We accept, then, that the entire sector has pretty much commoditised and kind of collapsed in on itself. This isn’t to say that the LBS is dead, not at all! Trek, Specialized, Giant, and the rest… continue to battle it out and offer novel and interesting “price point” bikes. And you know, a lot of them are actually pretty good! You’ll pay a little more, but bikes like the Allez, the CAAD series, and their ilk… all nice bikes. Nice bikes that you’ll probably end up upgrading or tweaking over time because, well, the reason they’re price point is that product managers somewhere holed up with their spreadsheets have, many months ago, squeezed every last cent out of the spec.
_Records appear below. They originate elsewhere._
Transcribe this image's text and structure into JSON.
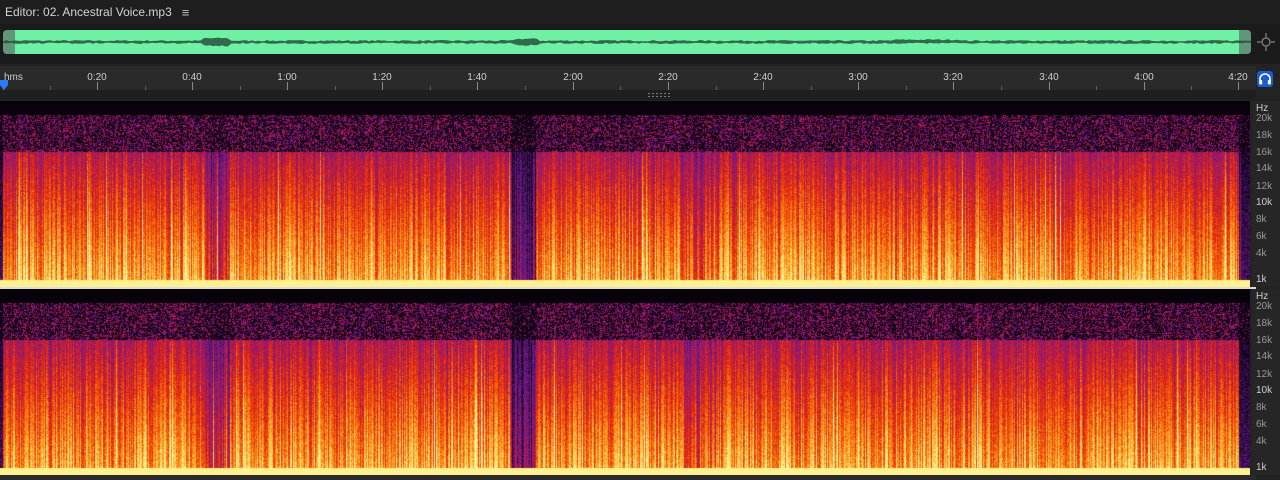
{
  "editor": {
    "title": "Editor: 02. Ancestral Voice.mp3",
    "menu_icon": "hamburger-menu-icon"
  },
  "overview": {
    "color": "#6ff0a5",
    "zoom_icon": "zoom-full-icon"
  },
  "timeline": {
    "format_label": "hms",
    "labels": [
      "0:20",
      "0:40",
      "1:00",
      "1:20",
      "1:40",
      "2:00",
      "2:20",
      "2:40",
      "3:00",
      "3:20",
      "3:40",
      "4:00",
      "4:20"
    ],
    "headphone_icon": "headphones-icon"
  },
  "frequency_axis": {
    "unit": "Hz",
    "labels": [
      "20k",
      "18k",
      "16k",
      "14k",
      "12k",
      "10k",
      "8k",
      "6k",
      "4k",
      "1k"
    ]
  },
  "spectrogram": {
    "channels": 2,
    "palette": [
      "#000000",
      "#2a0a3a",
      "#5a1880",
      "#8b1a7a",
      "#c21a3a",
      "#e8300a",
      "#f56a0a",
      "#fca52a",
      "#ffe36a",
      "#fffbb0"
    ]
  }
}
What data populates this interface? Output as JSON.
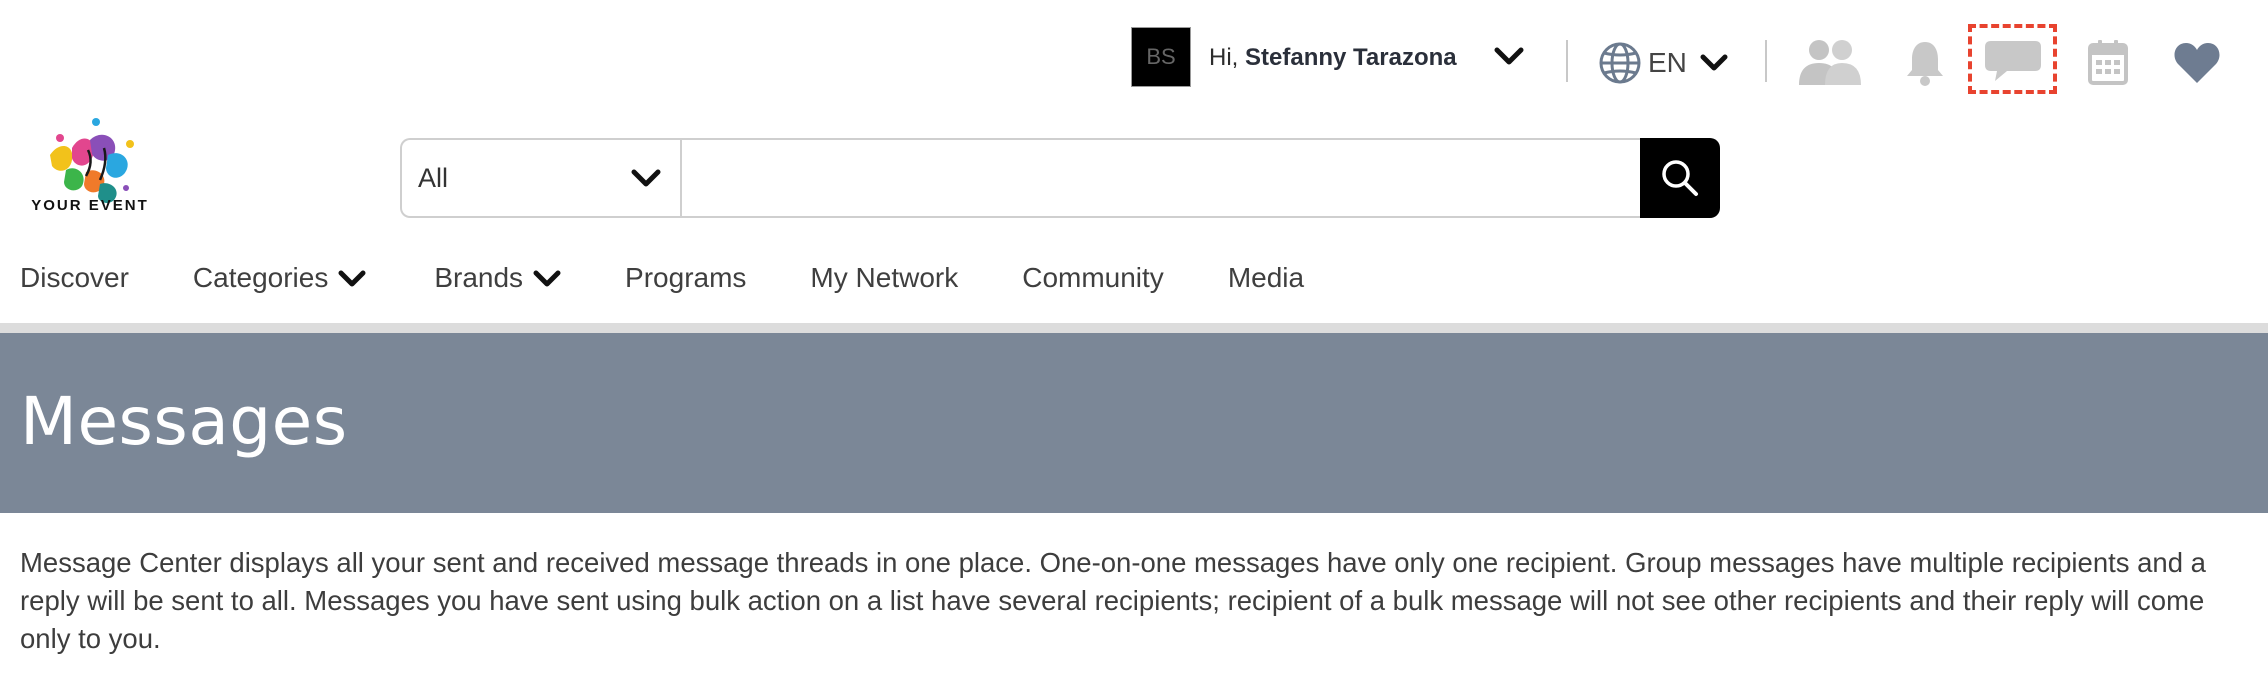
{
  "header": {
    "user": {
      "avatar_initials": "BS",
      "greeting_prefix": "Hi,",
      "name": "Stefanny Tarazona"
    },
    "language": {
      "code": "EN",
      "icon": "globe-icon"
    },
    "icons": [
      "people-icon",
      "bell-icon",
      "chat-bubble-icon",
      "calendar-icon",
      "heart-icon"
    ],
    "highlight_color": "#e8432f"
  },
  "logo": {
    "text": "YOUR EVENT"
  },
  "search": {
    "category_selected": "All",
    "placeholder": "",
    "value": "",
    "button_icon": "search-icon"
  },
  "nav": {
    "items": [
      {
        "label": "Discover",
        "has_dropdown": false
      },
      {
        "label": "Categories",
        "has_dropdown": true
      },
      {
        "label": "Brands",
        "has_dropdown": true
      },
      {
        "label": "Programs",
        "has_dropdown": false
      },
      {
        "label": "My Network",
        "has_dropdown": false
      },
      {
        "label": "Community",
        "has_dropdown": false
      },
      {
        "label": "Media",
        "has_dropdown": false
      }
    ]
  },
  "banner": {
    "title": "Messages",
    "background": "#7b8797"
  },
  "description": "Message Center displays all your sent and received message threads in one place. One-on-one messages have only one recipient. Group messages have multiple recipients and a reply will be sent to all. Messages you have sent using bulk action on a list have several recipients; recipient of a bulk message will not see other recipients and their reply will come only to you."
}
And so you’ll kind of get what you get - even things like bars, stems, handlebar tape, saddles… super personal components that make almost no sense to standardize… are standardized for the sake of efficiency and frugality. And let’s not even talk about wheels and tires. That’s just a dark, dark topic when you’re considering entry level road bikes.
So What’s Zef?
What’s Zef is racing on stuff that won’t easily break, but when and if it does, it’s easy and affordable to replace. Zef means having a super sick looking bike even if it costs a fraction of the rigs the pros ride. Zef means slammed stems, Concor Light saddles, and handbuilt wheels. And tubulars. TUBULARS. Tubulars. Zef means tubulars.
It’s not about the bike. It’s about the engine. True. But if we are going to talk about the bike, it’s not the bike. It’s certainly not the frame. It’s not the components. It’s the wheels. It’s the tires. It’s the wheels and tires and their grip, lateral stiffness, rotational weight, and stability. It’s the wheels, and not the rest of the bike, that will determine whether or not you can carve a corner at 55km/hr. It’s the wheels, and not the rest of the bike, that will spin up in time for that final 80 meter sprint. It’s the wheels that you’ll cherish. It’s the wheels that you’ll fantasize about. It’s the wheels that others will envy.
I asked around a lot. I’ve asked around for several years now about something like this. And over at Tativille, the Hulot project came to be about two years ago. Hulot is pretty rad, and maybe a little precious. Hulot is for the person who reeeeeeaaaalllllly wants to be involved in the design process of their bike, but lacks the funds to buy a Calfee or a Parlee or whatever. That’s super cool, but that’s not Zef. Zef is gloss black decals on matte black powder coat. Zef is big ass round aluminum tubes, stiff carbon forks, and 130mm stems. Zef is unbranded. Or sotto voce branded. Zef is a super affordable legit racing bike with handbuilt wheels worth more than the gruppo. Zef is a super affordable legit racing bike that will save you enough clams to still watch the overpriced tickets to Die Antwoord the next time they’re in town. Aaaaaaaaand race a crit the next day.
Zef is 1,300g wheels on a $1,200 bike.
Zef is coming. Zef is coming March 1, 2013.
- Murdered out matte black colorway ONLY. Minimalist gloss black decals over matte black powder coat.
- Race geometry aluminum frameset
- Full carbon fork
- SRAM Apex gruppo
- Custom Handbuilt Wheelhau5 wheels. LIfetime guarantee. Starting at 1,300g.
- Tubulars are stock. Clinchers are $50 extra.
- Full dynamic fit by TATI Cycles
- Seatpost setback, stem length and angle, bar width/reach/drop all custom.
- No pedals, saddle, tires, or tape.